and the Commission are making an effective contribution to these
regional and sub-regional organisations? Could we be doing more,
or should we be doing more?
Mr Popowski: We have the ambition to
do more because we believe that the regional organisations play
a crucial role. We see it in the context of effective multilateralism.
You mentioned the African Union, which is the key partner for
us on Africa and, as you know, we have adopted a joint EU-Africa
Strategy. The African Union is a key partner to implement that.
We are very focused on the African Union because it is a comprehensive
organisation which has continental ambitions. We offer a lot in
terms of capacity building, for example, especially when it comes
to security policy. I will mention a genuine European instrument,
the Africa Peace Facility, which was developed in order to help
Africans manage peace support operations like the one in Sudan,
in Darfur. That was the first African driven operation and, regardless
of the outcome, it was the first genuine attempt at mounting and
conducting an African operation with very important support from
the European Union, mainly from the Africa Peace Facility which
will continue under the tenth European Development Fund because
it is being financed from the Fund. Other organisations are crucial
as well: in Africa it is ECOWAS or SADC, and the fora in the Pacific
or the Caribbean. I do not deal with them directly so I do not
want to dwell on that, but perhaps we are not at the same level
of intensity of relations as with the African Union but the African
Union is a key partner in implementing our strategy.
Chairman: Mr Popowski, I do apologise first
that we were late and, secondly, we are going to be called away.
Can I just say we have very much appreciated having the opportunity
to have this meeting. Can I just say something which I hope will
not be misunderstood. One of the things which we all do agree
on in the United Kingdom as far as the European Union is concerned,

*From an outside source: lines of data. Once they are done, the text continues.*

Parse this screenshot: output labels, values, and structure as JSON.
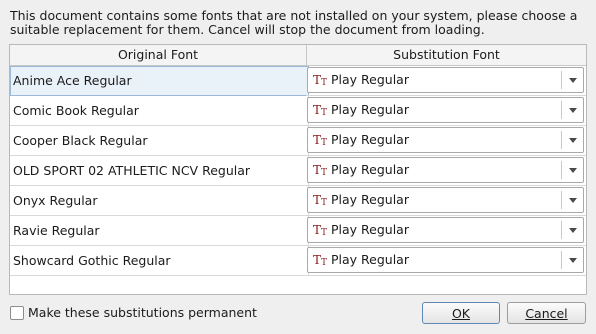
{
  "message": {
    "line1": "This document contains some fonts that are not installed on your system, please choose a",
    "line2": "suitable replacement for them. Cancel will stop the document from loading."
  },
  "table": {
    "headers": [
      "Original Font",
      "Substitution Font"
    ],
    "rows": [
      {
        "original": "Anime Ace Regular",
        "substitution": "Play Regular"
      },
      {
        "original": "Comic Book Regular",
        "substitution": "Play Regular"
      },
      {
        "original": "Cooper Black Regular",
        "substitution": "Play Regular"
      },
      {
        "original": "OLD SPORT 02 ATHLETIC NCV Regular",
        "substitution": "Play Regular"
      },
      {
        "original": "Onyx Regular",
        "substitution": "Play Regular"
      },
      {
        "original": "Ravie Regular",
        "substitution": "Play Regular"
      },
      {
        "original": "Showcard Gothic Regular",
        "substitution": "Play Regular"
      }
    ],
    "selected_row": 0
  },
  "icons": {
    "font_icon": "truetype-font-icon",
    "dropdown": "chevron-down-icon"
  },
  "options": {
    "permanent_label": "Make these substitutions permanent",
    "permanent_checked": false
  },
  "buttons": {
    "ok": "OK",
    "cancel": "Cancel"
  }
}
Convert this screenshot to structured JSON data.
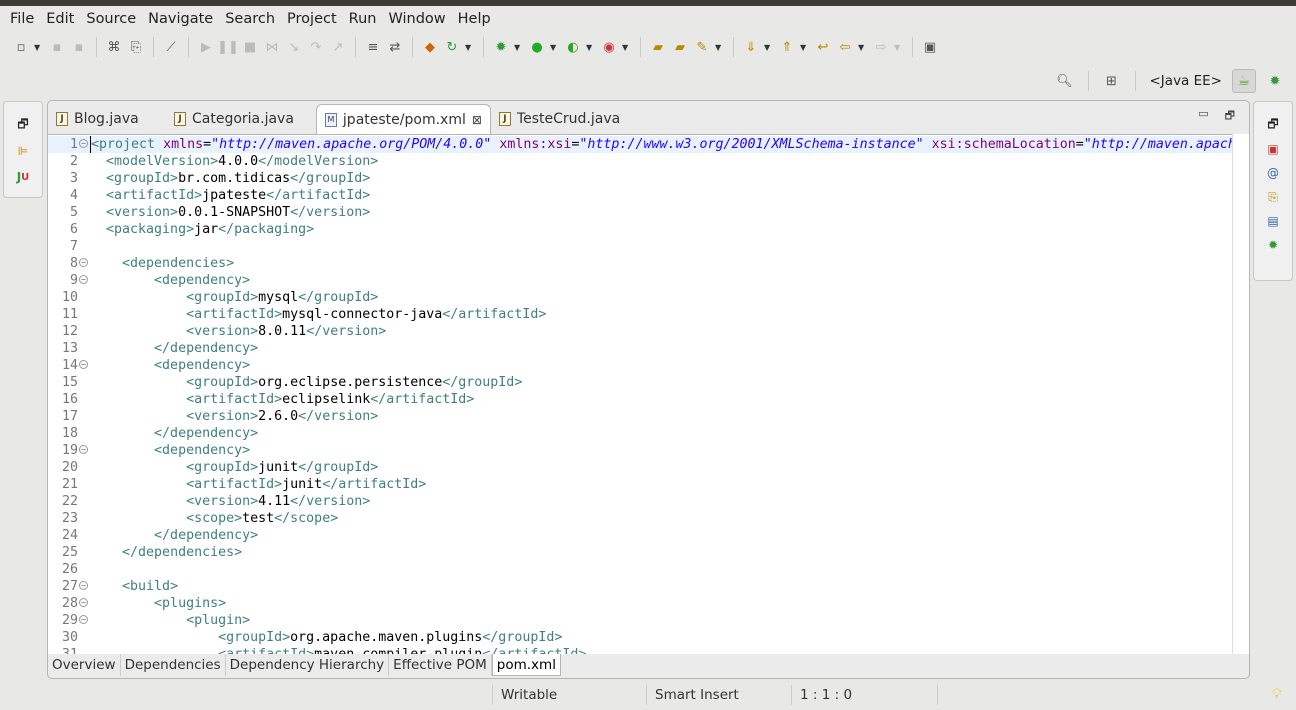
{
  "menu": [
    "File",
    "Edit",
    "Source",
    "Navigate",
    "Search",
    "Project",
    "Run",
    "Window",
    "Help"
  ],
  "perspective": {
    "label": "<Java EE>"
  },
  "tabs": [
    {
      "label": "Blog.java",
      "icon": "java-file-icon"
    },
    {
      "label": "Categoria.java",
      "icon": "java-file-icon"
    },
    {
      "label": "jpateste/pom.xml",
      "icon": "maven-file-icon",
      "active": true
    },
    {
      "label": "TesteCrud.java",
      "icon": "java-file-icon"
    }
  ],
  "code": [
    {
      "n": "1",
      "fold": true,
      "html": [
        [
          "t",
          "<project "
        ],
        [
          "a",
          "xmlns"
        ],
        [
          "c",
          "="
        ],
        [
          "v",
          "\"http://maven.apache.org/POM/4.0.0\""
        ],
        [
          "c",
          " "
        ],
        [
          "a",
          "xmlns:xsi"
        ],
        [
          "c",
          "="
        ],
        [
          "v",
          "\"http://www.w3.org/2001/XMLSchema-instance\""
        ],
        [
          "c",
          " "
        ],
        [
          "a",
          "xsi:schemaLocation"
        ],
        [
          "c",
          "="
        ],
        [
          "v",
          "\"http://maven.apach"
        ]
      ]
    },
    {
      "n": "2",
      "html": [
        [
          "c",
          "  "
        ],
        [
          "t",
          "<modelVersion>"
        ],
        [
          "c",
          "4.0.0"
        ],
        [
          "t",
          "</modelVersion>"
        ]
      ]
    },
    {
      "n": "3",
      "html": [
        [
          "c",
          "  "
        ],
        [
          "t",
          "<groupId>"
        ],
        [
          "c",
          "br.com.tidicas"
        ],
        [
          "t",
          "</groupId>"
        ]
      ]
    },
    {
      "n": "4",
      "html": [
        [
          "c",
          "  "
        ],
        [
          "t",
          "<artifactId>"
        ],
        [
          "c",
          "jpateste"
        ],
        [
          "t",
          "</artifactId>"
        ]
      ]
    },
    {
      "n": "5",
      "html": [
        [
          "c",
          "  "
        ],
        [
          "t",
          "<version>"
        ],
        [
          "c",
          "0.0.1-SNAPSHOT"
        ],
        [
          "t",
          "</version>"
        ]
      ]
    },
    {
      "n": "6",
      "html": [
        [
          "c",
          "  "
        ],
        [
          "t",
          "<packaging>"
        ],
        [
          "c",
          "jar"
        ],
        [
          "t",
          "</packaging>"
        ]
      ]
    },
    {
      "n": "7",
      "html": []
    },
    {
      "n": "8",
      "fold": true,
      "html": [
        [
          "c",
          "    "
        ],
        [
          "t",
          "<dependencies>"
        ]
      ]
    },
    {
      "n": "9",
      "fold": true,
      "html": [
        [
          "c",
          "        "
        ],
        [
          "t",
          "<dependency>"
        ]
      ]
    },
    {
      "n": "10",
      "html": [
        [
          "c",
          "            "
        ],
        [
          "t",
          "<groupId>"
        ],
        [
          "c",
          "mysql"
        ],
        [
          "t",
          "</groupId>"
        ]
      ]
    },
    {
      "n": "11",
      "html": [
        [
          "c",
          "            "
        ],
        [
          "t",
          "<artifactId>"
        ],
        [
          "c",
          "mysql-connector-java"
        ],
        [
          "t",
          "</artifactId>"
        ]
      ]
    },
    {
      "n": "12",
      "html": [
        [
          "c",
          "            "
        ],
        [
          "t",
          "<version>"
        ],
        [
          "c",
          "8.0.11"
        ],
        [
          "t",
          "</version>"
        ]
      ]
    },
    {
      "n": "13",
      "html": [
        [
          "c",
          "        "
        ],
        [
          "t",
          "</dependency>"
        ]
      ]
    },
    {
      "n": "14",
      "fold": true,
      "html": [
        [
          "c",
          "        "
        ],
        [
          "t",
          "<dependency>"
        ]
      ]
    },
    {
      "n": "15",
      "html": [
        [
          "c",
          "            "
        ],
        [
          "t",
          "<groupId>"
        ],
        [
          "c",
          "org.eclipse.persistence"
        ],
        [
          "t",
          "</groupId>"
        ]
      ]
    },
    {
      "n": "16",
      "html": [
        [
          "c",
          "            "
        ],
        [
          "t",
          "<artifactId>"
        ],
        [
          "c",
          "eclipselink"
        ],
        [
          "t",
          "</artifactId>"
        ]
      ]
    },
    {
      "n": "17",
      "html": [
        [
          "c",
          "            "
        ],
        [
          "t",
          "<version>"
        ],
        [
          "c",
          "2.6.0"
        ],
        [
          "t",
          "</version>"
        ]
      ]
    },
    {
      "n": "18",
      "html": [
        [
          "c",
          "        "
        ],
        [
          "t",
          "</dependency>"
        ]
      ]
    },
    {
      "n": "19",
      "fold": true,
      "html": [
        [
          "c",
          "        "
        ],
        [
          "t",
          "<dependency>"
        ]
      ]
    },
    {
      "n": "20",
      "html": [
        [
          "c",
          "            "
        ],
        [
          "t",
          "<groupId>"
        ],
        [
          "c",
          "junit"
        ],
        [
          "t",
          "</groupId>"
        ]
      ]
    },
    {
      "n": "21",
      "html": [
        [
          "c",
          "            "
        ],
        [
          "t",
          "<artifactId>"
        ],
        [
          "c",
          "junit"
        ],
        [
          "t",
          "</artifactId>"
        ]
      ]
    },
    {
      "n": "22",
      "html": [
        [
          "c",
          "            "
        ],
        [
          "t",
          "<version>"
        ],
        [
          "c",
          "4.11"
        ],
        [
          "t",
          "</version>"
        ]
      ]
    },
    {
      "n": "23",
      "html": [
        [
          "c",
          "            "
        ],
        [
          "t",
          "<scope>"
        ],
        [
          "c",
          "test"
        ],
        [
          "t",
          "</scope>"
        ]
      ]
    },
    {
      "n": "24",
      "html": [
        [
          "c",
          "        "
        ],
        [
          "t",
          "</dependency>"
        ]
      ]
    },
    {
      "n": "25",
      "html": [
        [
          "c",
          "    "
        ],
        [
          "t",
          "</dependencies>"
        ]
      ]
    },
    {
      "n": "26",
      "html": []
    },
    {
      "n": "27",
      "fold": true,
      "html": [
        [
          "c",
          "    "
        ],
        [
          "t",
          "<build>"
        ]
      ]
    },
    {
      "n": "28",
      "fold": true,
      "html": [
        [
          "c",
          "        "
        ],
        [
          "t",
          "<plugins>"
        ]
      ]
    },
    {
      "n": "29",
      "fold": true,
      "html": [
        [
          "c",
          "            "
        ],
        [
          "t",
          "<plugin>"
        ]
      ]
    },
    {
      "n": "30",
      "html": [
        [
          "c",
          "                "
        ],
        [
          "t",
          "<groupId>"
        ],
        [
          "c",
          "org.apache.maven.plugins"
        ],
        [
          "t",
          "</groupId>"
        ]
      ]
    },
    {
      "n": "31",
      "html": [
        [
          "c",
          "                "
        ],
        [
          "t",
          "<artifactId>"
        ],
        [
          "c",
          "maven-compiler-plugin"
        ],
        [
          "t",
          "</artifactId>"
        ]
      ]
    }
  ],
  "bottom_tabs": [
    "Overview",
    "Dependencies",
    "Dependency Hierarchy",
    "Effective POM",
    "pom.xml"
  ],
  "status": {
    "writable": "Writable",
    "insert": "Smart Insert",
    "position": "1 : 1 : 0"
  },
  "colors": {
    "tag": "#3f7f7f",
    "attribute": "#7f007f",
    "value": "#2a00ff"
  }
}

although we disagree about some other things, is we are all advocates
of enlargement and it does give us particular pleasure to see
people from the Member States now playing such an active part
in the Commission and helping us work together to solve problems.
I hope you will accept that. I am very pleased to see you here
playing such an important part in DG DEV. Thank you very much